For hours a day, the students dig in the ground centimeter by centimeter to find items from the distant past under the tutelage of Bonnie Newsom, the associate professor of anthropology at UMaine.
"The items are one thing but it's the story and the family and the culture around those items that really help us to understand Maine's history, this part of Maine's history," Newsome said.
It may not look like much to the untrained eye but for anthropology students like twin brothers Dylan and Andrew Smith and Alicia Jacobson, every piece helps tell the story of Maine.
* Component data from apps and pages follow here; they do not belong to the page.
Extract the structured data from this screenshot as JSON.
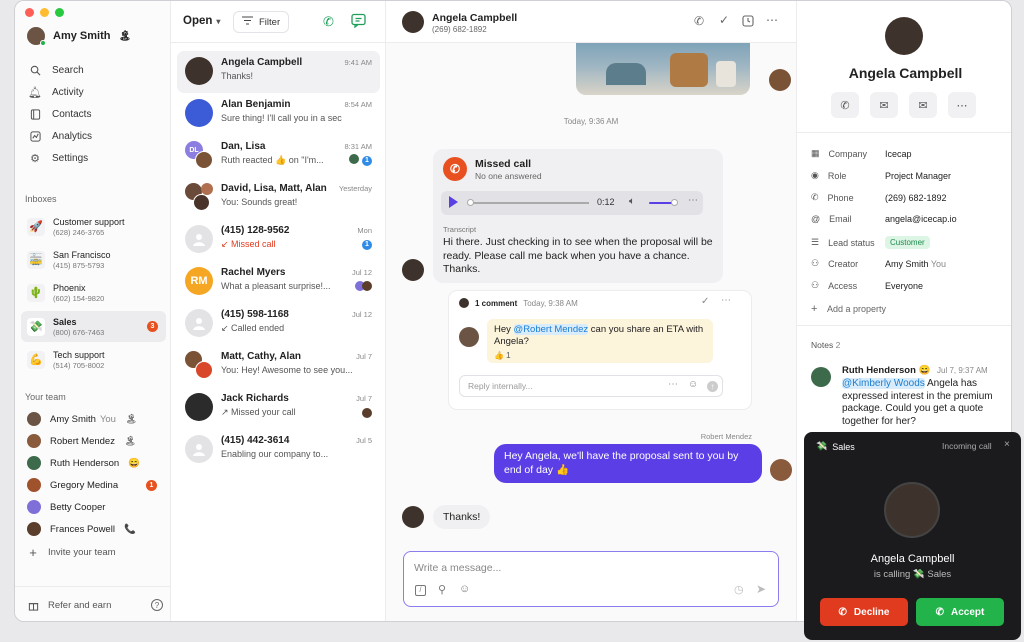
{
  "sidebar": {
    "user_name": "Amy Smith",
    "nav": [
      "Search",
      "Activity",
      "Contacts",
      "Analytics",
      "Settings"
    ],
    "inboxes_title": "Inboxes",
    "inboxes": [
      {
        "name": "Customer support",
        "phone": "(628) 246-3765",
        "emoji": "🚀"
      },
      {
        "name": "San Francisco",
        "phone": "(415) 875-5793",
        "emoji": "🚋"
      },
      {
        "name": "Phoenix",
        "phone": "(602) 154-9820",
        "emoji": "🌵"
      },
      {
        "name": "Sales",
        "phone": "(800) 676-7463",
        "emoji": "💸",
        "badge": "3"
      },
      {
        "name": "Tech support",
        "phone": "(514) 705-8002",
        "emoji": "💪"
      }
    ],
    "team_title": "Your team",
    "team": [
      {
        "name": "Amy Smith",
        "suffix": "You",
        "emoji": "🏝"
      },
      {
        "name": "Robert Mendez",
        "emoji": "🏝"
      },
      {
        "name": "Ruth Henderson",
        "emoji": "😄"
      },
      {
        "name": "Gregory Medina",
        "badge": "1"
      },
      {
        "name": "Betty Cooper"
      },
      {
        "name": "Frances Powell",
        "emoji": "📞"
      }
    ],
    "invite": "Invite your team",
    "refer": "Refer and earn"
  },
  "list": {
    "filter_status": "Open",
    "filter_label": "Filter",
    "items": [
      {
        "name": "Angela Campbell",
        "time": "9:41 AM",
        "preview": "Thanks!",
        "selected": true
      },
      {
        "name": "Alan Benjamin",
        "time": "8:54 AM",
        "preview": "Sure thing! I'll call you in a sec"
      },
      {
        "name": "Dan, Lisa",
        "time": "8:31 AM",
        "preview": "Ruth reacted 👍 on \"I'm...",
        "badge": "1"
      },
      {
        "name": "David, Lisa, Matt, Alan",
        "time": "Yesterday",
        "preview": "Sounds great!",
        "prefix": "You: "
      },
      {
        "name": "(415) 128-9562",
        "time": "Mon",
        "preview": "Missed call",
        "missed": true,
        "badge": "1"
      },
      {
        "name": "Rachel Myers",
        "time": "Jul 12",
        "preview": "What a pleasant surprise!...",
        "initials": "RM"
      },
      {
        "name": "(415) 598-1168",
        "time": "Jul 12",
        "preview": "Called ended"
      },
      {
        "name": "Matt, Cathy, Alan",
        "time": "Jul 7",
        "preview": "You: Hey! Awesome to see you..."
      },
      {
        "name": "Jack Richards",
        "time": "Jul 7",
        "preview": "Missed your call"
      },
      {
        "name": "(415) 442-3614",
        "time": "Jul 5",
        "preview": "Enabling our company to..."
      }
    ]
  },
  "chat": {
    "contact_name": "Angela Campbell",
    "contact_phone": "(269) 682-1892",
    "day_label": "Today, 9:36 AM",
    "missed_title": "Missed call",
    "missed_sub": "No one answered",
    "audio_time": "0:12",
    "transcript_label": "Transcript",
    "transcript": "Hi there. Just checking in to see when the proposal will be ready. Please call me back when you have a chance. Thanks.",
    "comment_count": "1 comment",
    "comment_time": "Today, 9:38 AM",
    "comment_pre": "Hey ",
    "comment_mention": "@Robert Mendez",
    "comment_post": " can you share an ETA with Angela?",
    "comment_reaction": "👍 1",
    "reply_placeholder": "Reply internally...",
    "sender_label": "Robert Mendez",
    "outgoing": "Hey Angela, we'll have the proposal sent to you by end of day 👍",
    "incoming": "Thanks!",
    "composer_placeholder": "Write a message..."
  },
  "contact": {
    "name": "Angela Campbell",
    "props": [
      {
        "key": "Company",
        "value": "Icecap",
        "icon": "▦"
      },
      {
        "key": "Role",
        "value": "Project Manager",
        "icon": "◉"
      },
      {
        "key": "Phone",
        "value": "(269) 682-1892",
        "icon": "✆"
      },
      {
        "key": "Email",
        "value": "angela@icecap.io",
        "icon": "@"
      },
      {
        "key": "Lead status",
        "value": "Customer",
        "icon": "☰",
        "tag": true
      },
      {
        "key": "Creator",
        "value": "Amy Smith",
        "suffix": "You",
        "icon": "⚇"
      },
      {
        "key": "Access",
        "value": "Everyone",
        "icon": "⚇"
      }
    ],
    "add_property": "Add a property",
    "notes_label": "Notes",
    "notes_count": "2",
    "note_author": "Ruth Henderson 😄",
    "note_time": "Jul 7, 9:37 AM",
    "note_mention": "@Kimberly Woods",
    "note_text": " Angela has expressed interest in the premium package. Could you get a quote together for her?"
  },
  "call": {
    "inbox": "Sales",
    "status": "Incoming call",
    "caller": "Angela Campbell",
    "calling_prefix": "is calling",
    "calling_inbox": "💸 Sales",
    "decline": "Decline",
    "accept": "Accept"
  },
  "colors": {
    "accent": "#5b3ee6",
    "decline": "#e03a1f",
    "accept": "#22b34b",
    "missed": "#e8501f"
  }
}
"It just looks like shells of dirt, but it's so much more than that, it's so much more. It teaches us about their culture, what they eat, it even can tell us about what season they were living here," Jacobson said.
Some of the things they have found date back 3,000 years.
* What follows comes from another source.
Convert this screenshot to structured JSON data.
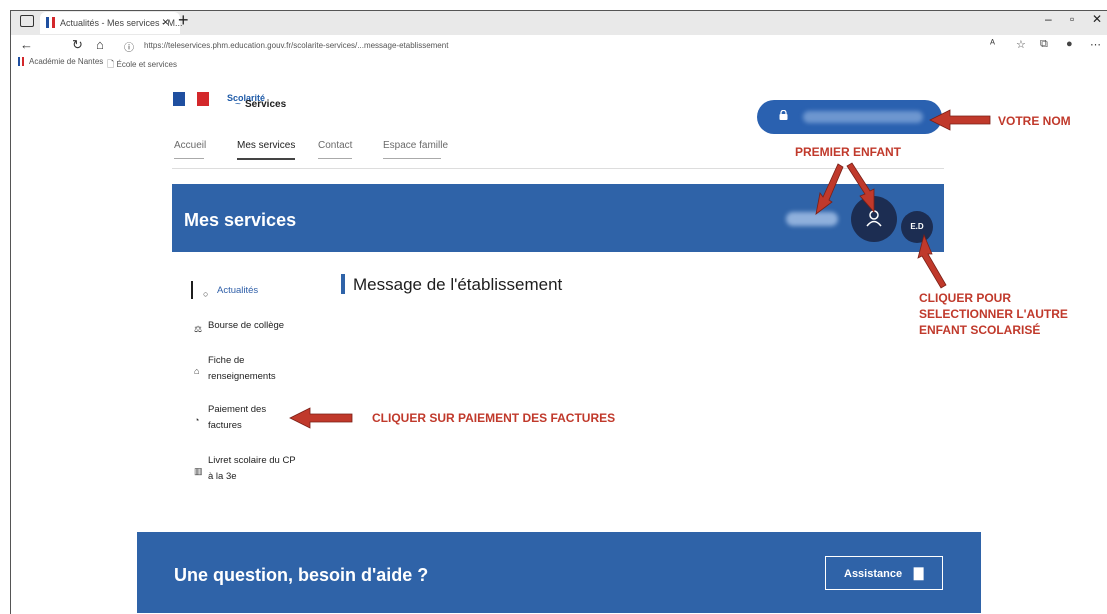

"Seeing these things in person from the people that came before us is just an experience that you can't get anywhere else or recreate. It's just something that's amazing, honestly," Andrew Smith said.
"We aren't here to just collect stuff and look at stuff and be like 'put it in the museum, this is mine.' It's doing it for the people that were here and the people that still are here. The Passamaquoddy, the Wabanaki, and the Penobscot, all those tribes that are still here, these are their relatives' artifacts," Dylan Smith said
Some of the Native American student archaeologists, like Sage Neptune of the Penobscot Nation, said it further connects them with their heritage.
"The more we can learn, the more we can know about those who came before us and that is probably one of the most important things you can do in your life. To know where you came from, to know who you are deep inside," Neptune said.